_EXERCISE REQUIREMENTS_
If a record contains a picture, leave the picture out and copy everything else exactly.
(GIVEN DATA Opens)
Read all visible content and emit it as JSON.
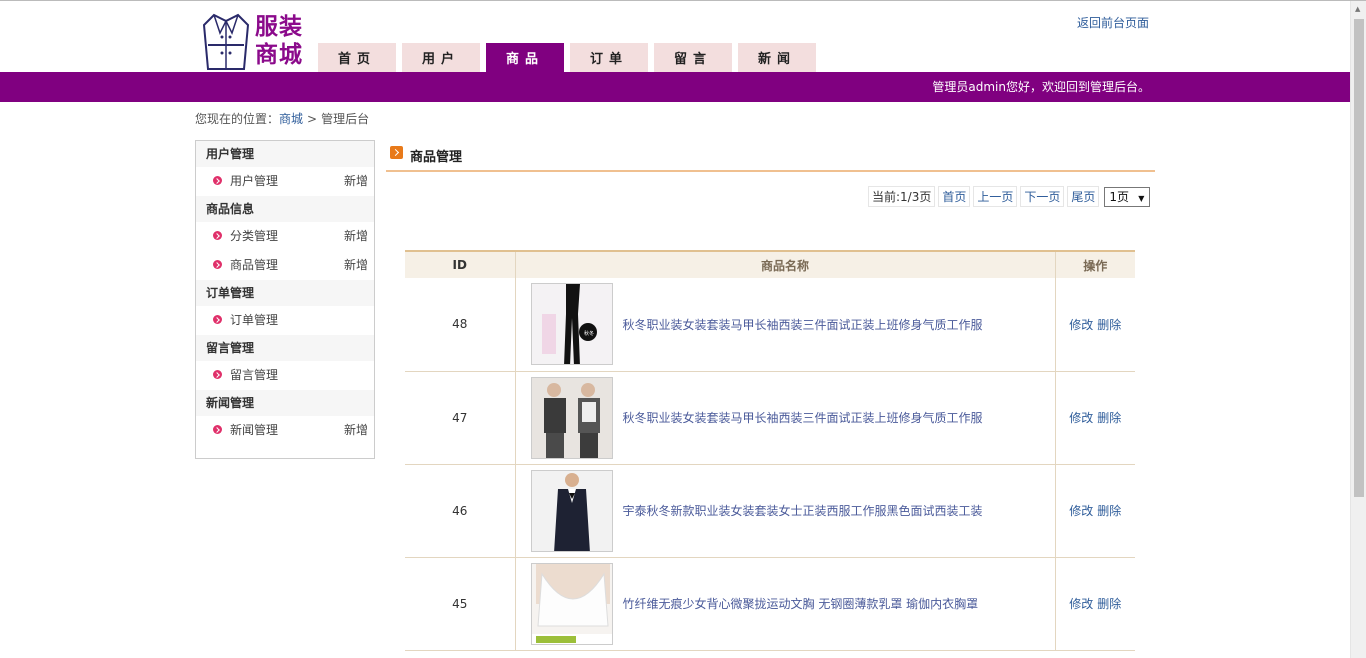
{
  "header": {
    "logo_text_1": "服装",
    "logo_text_2": "商城",
    "back_link": "返回前台页面",
    "nav": [
      {
        "label": "首页",
        "active": false
      },
      {
        "label": "用户",
        "active": false
      },
      {
        "label": "商品",
        "active": true
      },
      {
        "label": "订单",
        "active": false
      },
      {
        "label": "留言",
        "active": false
      },
      {
        "label": "新闻",
        "active": false
      }
    ],
    "welcome": "管理员admin您好，欢迎回到管理后台。"
  },
  "breadcrumb": {
    "prefix": "您现在的位置：",
    "home": "商城",
    "separator": ">",
    "current": "管理后台"
  },
  "sidebar": {
    "groups": [
      {
        "title": "用户管理",
        "items": [
          {
            "label": "用户管理",
            "add": "新增"
          }
        ]
      },
      {
        "title": "商品信息",
        "items": [
          {
            "label": "分类管理",
            "add": "新增"
          },
          {
            "label": "商品管理",
            "add": "新增"
          }
        ]
      },
      {
        "title": "订单管理",
        "items": [
          {
            "label": "订单管理",
            "add": ""
          }
        ]
      },
      {
        "title": "留言管理",
        "items": [
          {
            "label": "留言管理",
            "add": ""
          }
        ]
      },
      {
        "title": "新闻管理",
        "items": [
          {
            "label": "新闻管理",
            "add": "新增"
          }
        ]
      }
    ]
  },
  "main": {
    "title": "商品管理",
    "pager": {
      "info": "当前:1/3页",
      "first": "首页",
      "prev": "上一页",
      "next": "下一页",
      "last": "尾页",
      "selected": "1页"
    },
    "table": {
      "headers": {
        "id": "ID",
        "name": "商品名称",
        "op": "操作"
      },
      "edit_label": "修改",
      "delete_label": "删除",
      "rows": [
        {
          "id": "48",
          "name": "秋冬职业装女装套装马甲长袖西装三件面试正装上班修身气质工作服",
          "thumb": "pants-look"
        },
        {
          "id": "47",
          "name": "秋冬职业装女装套装马甲长袖西装三件面试正装上班修身气质工作服",
          "thumb": "two-models-suit"
        },
        {
          "id": "46",
          "name": "宇泰秋冬新款职业装女装套装女士正装西服工作服黑色面试西装工装",
          "thumb": "black-blazer"
        },
        {
          "id": "45",
          "name": "竹纤维无痕少女背心微聚拢运动文胸 无钢圈薄款乳罩 瑜伽内衣胸罩",
          "thumb": "white-bra"
        }
      ]
    }
  }
}
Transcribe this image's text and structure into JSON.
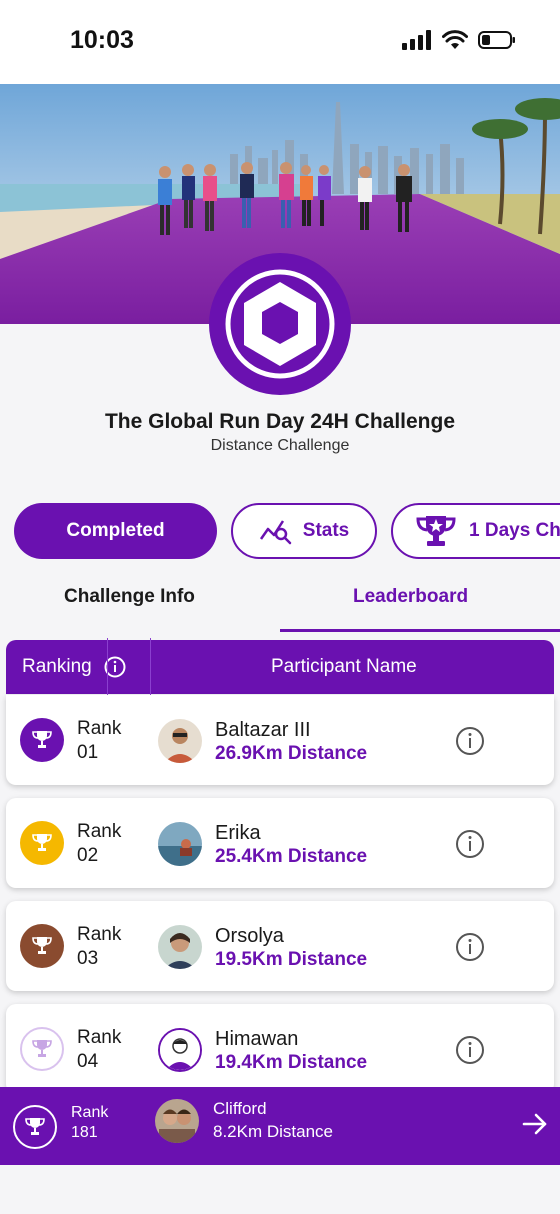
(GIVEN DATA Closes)
_OUTPUT FOR THIS EXERCISE_
Read all visible content and emit it as JSON.
{
  "header": {
    "logo_text_1": "服装",
    "logo_text_2": "商城",
    "back_link": "返回前台页面",
    "nav": [
      {
        "label": "首页",
        "active": false
      },
      {
        "label": "用户",
        "active": false
      },
      {
        "label": "商品",
        "active": true
      },
      {
        "label": "订单",
        "active": false
      },
      {
        "label": "留言",
        "active": false
      },
      {
        "label": "新闻",
        "active": false
      }
    ],
    "welcome": "管理员admin您好，欢迎回到管理后台。"
  },
  "breadcrumb": {
    "prefix": "您现在的位置：",
    "home": "商城",
    "separator": ">",
    "current": "管理后台"
  },
  "sidebar": {
    "groups": [
      {
        "title": "用户管理",
        "items": [
          {
            "label": "用户管理",
            "add": "新增"
          }
        ]
      },
      {
        "title": "商品信息",
        "items": [
          {
            "label": "分类管理",
            "add": "新增"
          },
          {
            "label": "商品管理",
            "add": "新增"
          }
        ]
      },
      {
        "title": "订单管理",
        "items": [
          {
            "label": "订单管理",
            "add": ""
          }
        ]
      },
      {
        "title": "留言管理",
        "items": [
          {
            "label": "留言管理",
            "add": ""
          }
        ]
      },
      {
        "title": "新闻管理",
        "items": [
          {
            "label": "新闻管理",
            "add": "新增"
          }
        ]
      }
    ]
  },
  "main": {
    "title": "商品管理",
    "pager": {
      "info": "当前:1/3页",
      "first": "首页",
      "prev": "上一页",
      "next": "下一页",
      "last": "尾页",
      "selected": "1页"
    },
    "table": {
      "headers": {
        "id": "ID",
        "name": "商品名称",
        "op": "操作"
      },
      "edit_label": "修改",
      "delete_label": "删除",
      "rows": [
        {
          "id": "48",
          "name": "秋冬职业装女装套装马甲长袖西装三件面试正装上班修身气质工作服",
          "thumb": "pants-look"
        },
        {
          "id": "47",
          "name": "秋冬职业装女装套装马甲长袖西装三件面试正装上班修身气质工作服",
          "thumb": "two-models-suit"
        },
        {
          "id": "46",
          "name": "宇泰秋冬新款职业装女装套装女士正装西服工作服黑色面试西装工装",
          "thumb": "black-blazer"
        },
        {
          "id": "45",
          "name": "竹纤维无痕少女背心微聚拢运动文胸 无钢圈薄款乳罩 瑜伽内衣胸罩",
          "thumb": "white-bra"
        }
      ]
    }
  }
}
Transcribe this image's text and structure into JSON.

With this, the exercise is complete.